INFORMATION GIVEN ::
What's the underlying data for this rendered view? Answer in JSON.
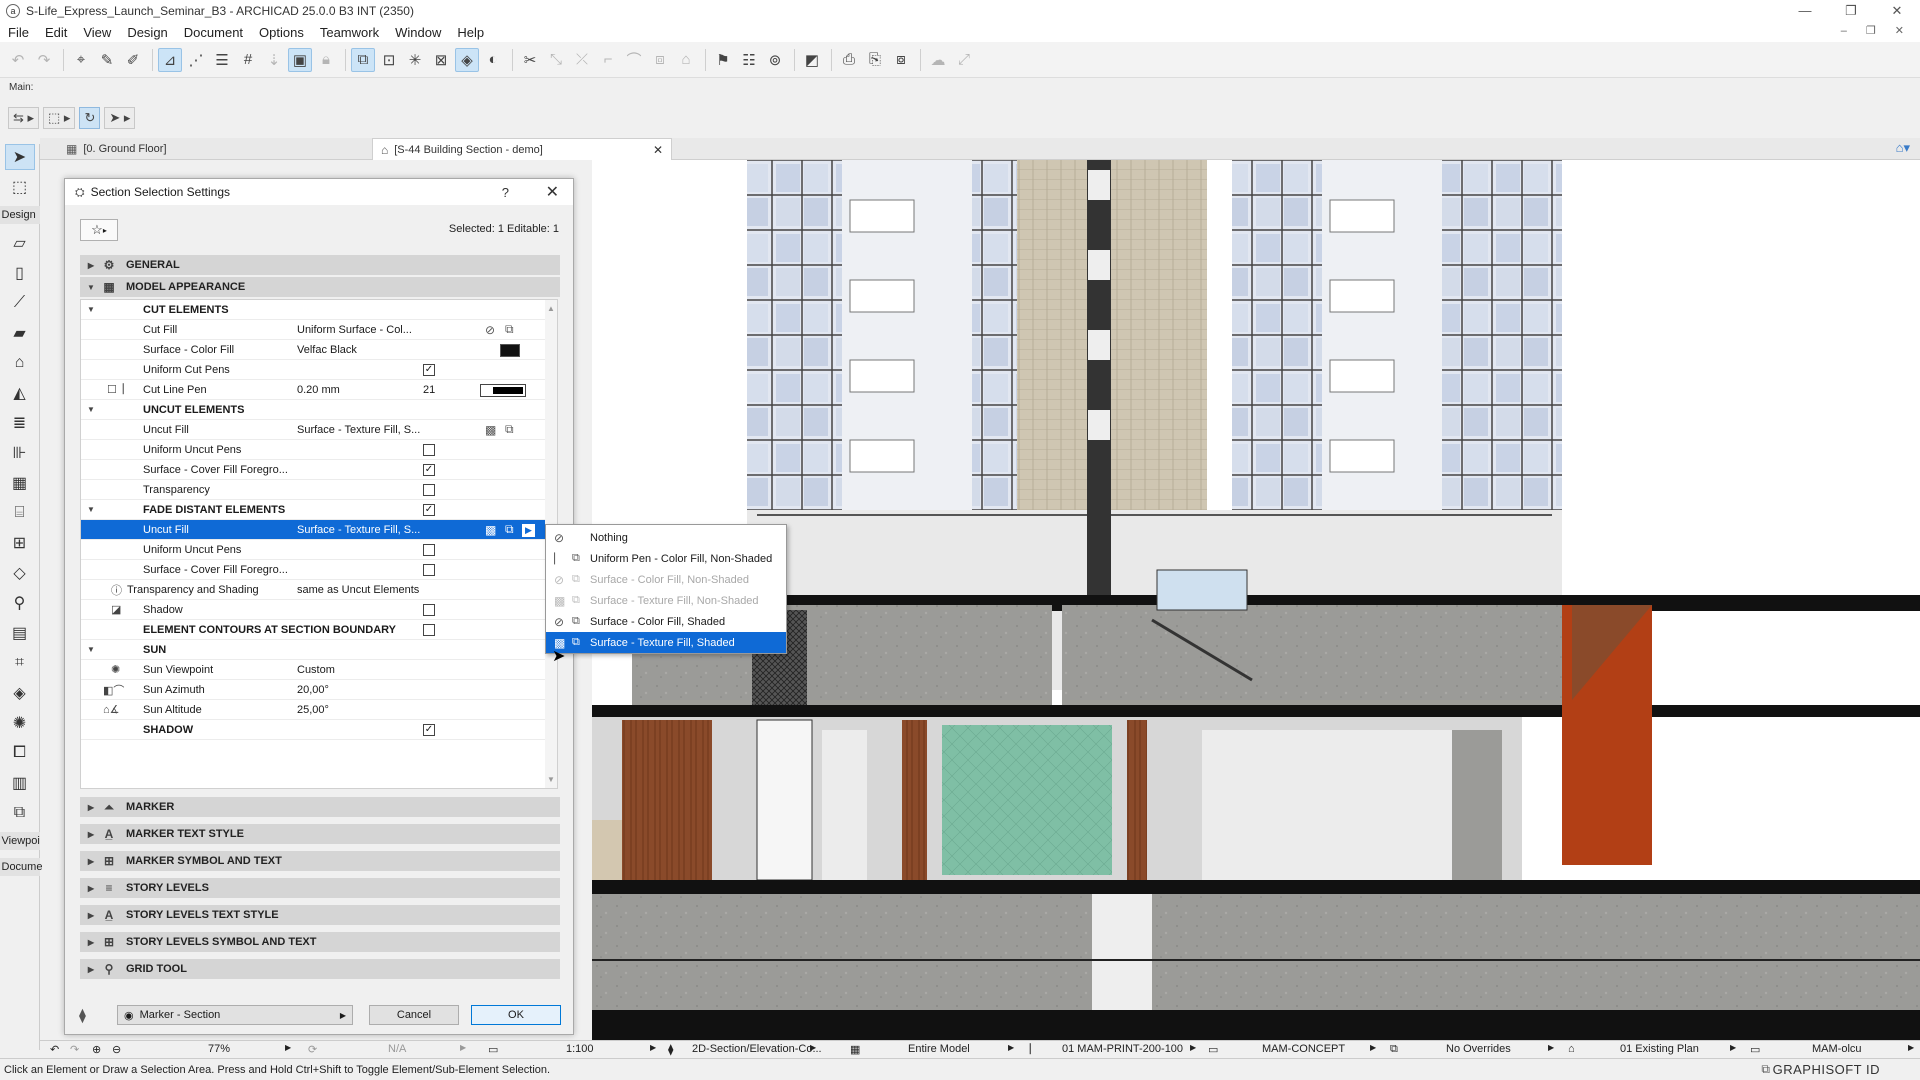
{
  "window": {
    "title": "S-Life_Express_Launch_Seminar_B3 - ARCHICAD 25.0.0 B3 INT (2350)",
    "app_icon": "archicad-logo-icon"
  },
  "menu": [
    "File",
    "Edit",
    "View",
    "Design",
    "Document",
    "Options",
    "Teamwork",
    "Window",
    "Help"
  ],
  "toolbar_label": "Main:",
  "toolbox": {
    "design_label": "Design",
    "viewpoints_label": "Viewpoi",
    "document_label": "Docume"
  },
  "tabs": [
    {
      "label": "[0. Ground Floor]"
    },
    {
      "label": "[S-44 Building Section - demo]"
    }
  ],
  "dialog": {
    "title": "Section Selection Settings",
    "help": "?",
    "close": "✕",
    "selection_info": "Selected: 1 Editable: 1",
    "sections_top": [
      {
        "label": "GENERAL",
        "expanded": false
      },
      {
        "label": "MODEL APPEARANCE",
        "expanded": true
      }
    ],
    "rows": [
      {
        "kind": "group",
        "label": "CUT ELEMENTS",
        "expanded": true
      },
      {
        "kind": "prop",
        "label": "Cut Fill",
        "value": "Uniform Surface - Col...",
        "icons": [
          "fill-type-icon",
          "fill-type-alt-icon"
        ]
      },
      {
        "kind": "prop",
        "label": "Surface - Color Fill",
        "value": "Velfac Black",
        "swatch": "#111111"
      },
      {
        "kind": "check",
        "label": "Uniform Cut Pens",
        "checked": true
      },
      {
        "kind": "prop",
        "label": "Cut Line Pen",
        "value": "0.20 mm",
        "number": "21",
        "pen": true
      },
      {
        "kind": "group",
        "label": "UNCUT ELEMENTS",
        "expanded": true
      },
      {
        "kind": "prop",
        "label": "Uncut Fill",
        "value": "Surface - Texture Fill, S...",
        "icons": [
          "fill-type-icon",
          "fill-type-alt-icon"
        ]
      },
      {
        "kind": "check",
        "label": "Uniform Uncut Pens",
        "checked": false
      },
      {
        "kind": "check",
        "label": "Surface - Cover Fill Foregro...",
        "checked": true
      },
      {
        "kind": "check",
        "label": "Transparency",
        "checked": false
      },
      {
        "kind": "groupcheck",
        "label": "FADE DISTANT ELEMENTS",
        "expanded": true,
        "checked": true
      },
      {
        "kind": "prop",
        "label": "Uncut Fill",
        "value": "Surface - Texture Fill, S...",
        "selected": true,
        "icons": [
          "fill-type-icon",
          "fill-type-alt-icon",
          "arrow-right-icon"
        ]
      },
      {
        "kind": "check",
        "label": "Uniform Uncut Pens",
        "checked": false
      },
      {
        "kind": "check",
        "label": "Surface - Cover Fill Foregro...",
        "checked": false
      },
      {
        "kind": "prop",
        "label": "Transparency and Shading",
        "value": "same as Uncut Elements",
        "icon": "info-icon"
      },
      {
        "kind": "check",
        "label": "Shadow",
        "checked": false,
        "icon": "shadow-icon"
      },
      {
        "kind": "groupcheck",
        "label": "ELEMENT CONTOURS AT SECTION BOUNDARY",
        "checked": false
      },
      {
        "kind": "group",
        "label": "SUN",
        "expanded": true
      },
      {
        "kind": "prop",
        "label": "Sun Viewpoint",
        "value": "Custom",
        "icon": "sun-icon"
      },
      {
        "kind": "prop",
        "label": "Sun Azimuth",
        "value": "20,00°",
        "icon": "azimuth-icon"
      },
      {
        "kind": "prop",
        "label": "Sun Altitude",
        "value": "25,00°",
        "icon": "altitude-icon"
      },
      {
        "kind": "groupcheck",
        "label": "SHADOW",
        "checked": true
      }
    ],
    "sections_bottom": [
      {
        "label": "MARKER",
        "icon": "marker-icon"
      },
      {
        "label": "MARKER TEXT STYLE",
        "icon": "text-style-icon"
      },
      {
        "label": "MARKER SYMBOL AND TEXT",
        "icon": "symbol-text-icon"
      },
      {
        "label": "STORY LEVELS",
        "icon": "story-levels-icon"
      },
      {
        "label": "STORY LEVELS TEXT STYLE",
        "icon": "text-style-icon"
      },
      {
        "label": "STORY LEVELS SYMBOL AND TEXT",
        "icon": "symbol-text-icon"
      },
      {
        "label": "GRID TOOL",
        "icon": "grid-tool-icon"
      }
    ],
    "footer": {
      "layer": "Marker - Section",
      "cancel": "Cancel",
      "ok": "OK"
    }
  },
  "popup": [
    {
      "label": "Nothing",
      "state": "normal"
    },
    {
      "label": "Uniform Pen - Color Fill, Non-Shaded",
      "state": "normal"
    },
    {
      "label": "Surface - Color Fill, Non-Shaded",
      "state": "disabled"
    },
    {
      "label": "Surface - Texture Fill, Non-Shaded",
      "state": "disabled"
    },
    {
      "label": "Surface - Color Fill, Shaded",
      "state": "normal"
    },
    {
      "label": "Surface - Texture Fill, Shaded",
      "state": "selected"
    }
  ],
  "status": {
    "zoom": "77%",
    "angle": "N/A",
    "scale": "1:100",
    "view": "2D-Section/Elevation-Co...",
    "model": "Entire Model",
    "pen_set": "01 MAM-PRINT-200-100",
    "mvo": "MAM-CONCEPT",
    "overrides": "No Overrides",
    "renovation": "01 Existing Plan",
    "dimension": "MAM-olcu"
  },
  "hint": "Click an Element or Draw a Selection Area. Press and Hold Ctrl+Shift to Toggle Element/Sub-Element Selection.",
  "brand": "GRAPHISOFT ID",
  "colors": {
    "selection": "#0f6ad6",
    "section_header": "#d5d5d5",
    "concrete": "#9a9a98",
    "wood": "#8a4a2a",
    "glass_green": "#7fbfa5",
    "cladding": "#cfc6b2"
  }
}
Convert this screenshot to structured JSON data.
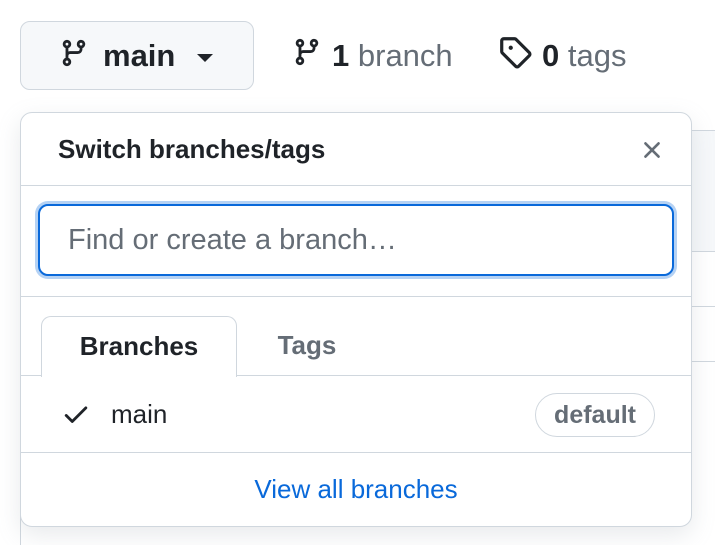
{
  "toolbar": {
    "branch_button_label": "main",
    "branches_count": "1",
    "branches_label": "branch",
    "tags_count": "0",
    "tags_label": "tags"
  },
  "dropdown": {
    "title": "Switch branches/tags",
    "filter": {
      "placeholder": "Find or create a branch…",
      "value": ""
    },
    "tabs": [
      {
        "label": "Branches",
        "active": true
      },
      {
        "label": "Tags",
        "active": false
      }
    ],
    "branches": [
      {
        "name": "main",
        "checked": true,
        "badge": "default"
      }
    ],
    "footer_link": "View all branches"
  },
  "colors": {
    "accent": "#0969da",
    "border": "#d0d7de",
    "text": "#1f2328",
    "muted": "#656d76",
    "button_bg": "#f6f8fa"
  },
  "icons": {
    "branch": "git-branch-icon",
    "tag": "tag-icon",
    "close": "close-icon",
    "check": "check-icon",
    "caret": "caret-down-icon"
  }
}
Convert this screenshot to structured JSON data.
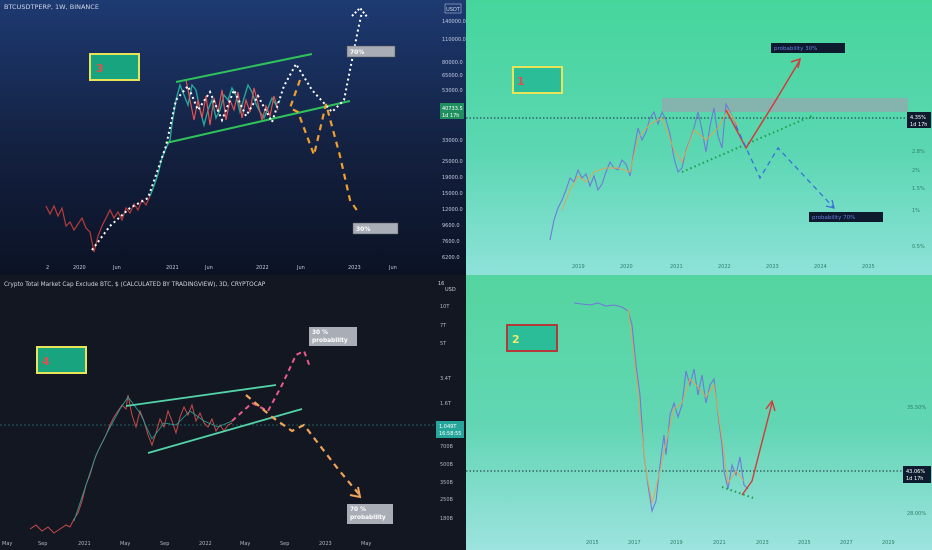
{
  "charts": {
    "p1": {
      "header": "BTCUSDTPERP, 1W, BINANCE",
      "currency_badge": "USDT",
      "price_axis": [
        "140000.0",
        "110000.0",
        "80000.0",
        "65000.0",
        "53000.0",
        "40733.5",
        "33000.0",
        "25000.0",
        "19000.0",
        "15000.0",
        "12000.0",
        "9600.0",
        "7600.0",
        "6200.0"
      ],
      "last_price": "40733.5",
      "last_time": "1d 17h",
      "time_axis": [
        "2",
        "2020",
        "Jun",
        "2021",
        "Jun",
        "2022",
        "Jun",
        "2023",
        "Jun"
      ],
      "marker_number": "3",
      "label_top": "70%",
      "label_bottom": "30%"
    },
    "p2": {
      "price_axis": [
        "4.35%",
        "2.8%",
        "2%",
        "1.5%",
        "1%",
        "0.5%"
      ],
      "last_price": "4.35%",
      "last_time": "1d 17h",
      "time_axis": [
        "2019",
        "2020",
        "2021",
        "2022",
        "2023",
        "2024",
        "2025"
      ],
      "marker_number": "1",
      "probability_up": "probability 30%",
      "probability_down": "probability 70%"
    },
    "p3": {
      "header": "Crypto Total Market Cap Exclude BTC, $ (CALCULATED BY TRADINGVIEW), 3D, CRYPTOCAP",
      "corner_label": "16",
      "currency_badge": "USD",
      "price_axis": [
        "10T",
        "7T",
        "5T",
        "3.4T",
        "1.6T",
        "700B",
        "500B",
        "350B",
        "250B",
        "180B"
      ],
      "last_price": "1.049T",
      "last_time": "16:58:55",
      "time_axis": [
        "May",
        "Sep",
        "2021",
        "May",
        "Sep",
        "2022",
        "May",
        "Sep",
        "2023",
        "May"
      ],
      "marker_number": "4",
      "label_top_line1": "30 %",
      "label_top_line2": "probability",
      "label_bottom_line1": "70 %",
      "label_bottom_line2": "probability"
    },
    "p4": {
      "price_axis": [
        "43.06%",
        "35.50%",
        "28.00%"
      ],
      "last_price": "43.06%",
      "last_time": "1d 17h",
      "time_axis": [
        "2015",
        "2017",
        "2019",
        "2021",
        "2023",
        "2025",
        "2027",
        "2029"
      ],
      "marker_number": "2"
    }
  }
}
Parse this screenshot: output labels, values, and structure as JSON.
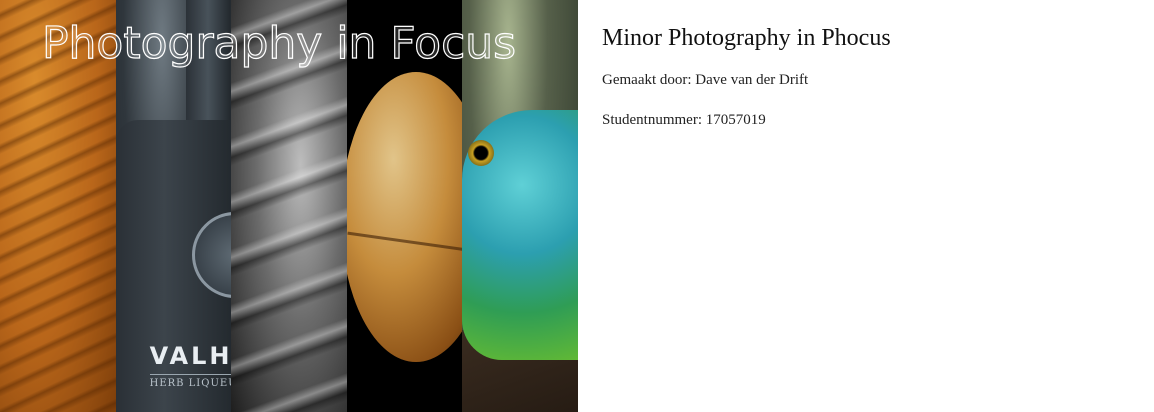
{
  "hero": {
    "title": "Photography in Focus",
    "strips": [
      {
        "name": "orange-fabric-photo",
        "color": "#c4701f"
      },
      {
        "name": "bottle-photo",
        "color": "#30373d",
        "brand_text": "VALH",
        "sub_text": "HERB LIQUEUR"
      },
      {
        "name": "hand-photo",
        "color": "#6b6b6b"
      },
      {
        "name": "fruit-photo",
        "color": "#c58c3c"
      },
      {
        "name": "lizard-photo",
        "color": "#2c9fb0"
      }
    ]
  },
  "info": {
    "title": "Minor Photography in Phocus",
    "author": "Gemaakt door: Dave van der Drift",
    "student_number": "Studentnummer: 17057019"
  }
}
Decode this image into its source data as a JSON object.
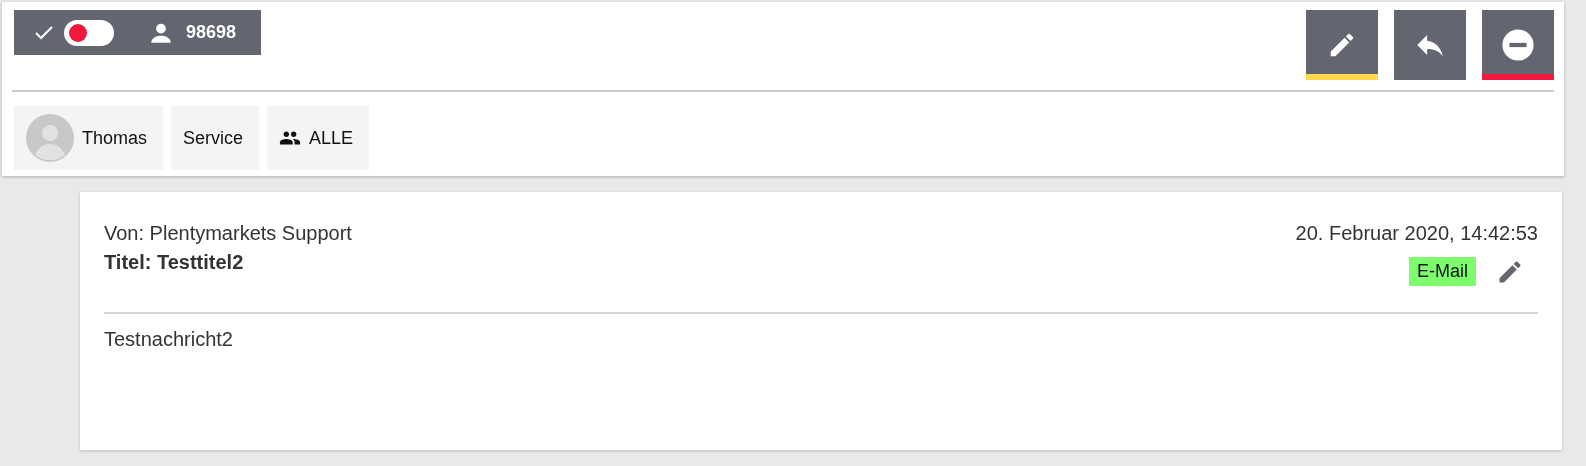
{
  "status": {
    "toggle": {
      "on": false
    },
    "user_id": "98698"
  },
  "actions": [
    {
      "kind": "edit",
      "color": "#ffd84d"
    },
    {
      "kind": "reply"
    },
    {
      "kind": "remove",
      "color": "#f0193d"
    }
  ],
  "chips": [
    {
      "kind": "avatar",
      "label": "Thomas"
    },
    {
      "kind": "plain",
      "label": "Service"
    },
    {
      "kind": "group",
      "label": "ALLE"
    }
  ],
  "message": {
    "from": "Von: Plentymarkets Support",
    "title": "Titel: Testtitel2",
    "date": "20. Februar 2020, 14:42:53",
    "channel": {
      "label": "E-Mail",
      "color": "#7dfc6e"
    },
    "body": "Testnachricht2"
  }
}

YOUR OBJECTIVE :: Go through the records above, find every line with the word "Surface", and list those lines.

WRITTEN REPLY ::
        "value": "Uniform Surface - Col...",
        "label": "Surface - Color Fill",
        "value": "Surface - Texture Fill, S...",
        "label": "Surface - Cover Fill Foregro...",
        "value": "Surface - Texture Fill, S...",
        "label": "Surface - Cover Fill Foregro...",
      "label": "Surface - Color Fill, Non-Shaded",
      "label": "Surface - Texture Fill, Non-Shaded",
      "label": "Surface - Color Fill, Shaded",
      "label": "Surface - Texture Fill, Shaded",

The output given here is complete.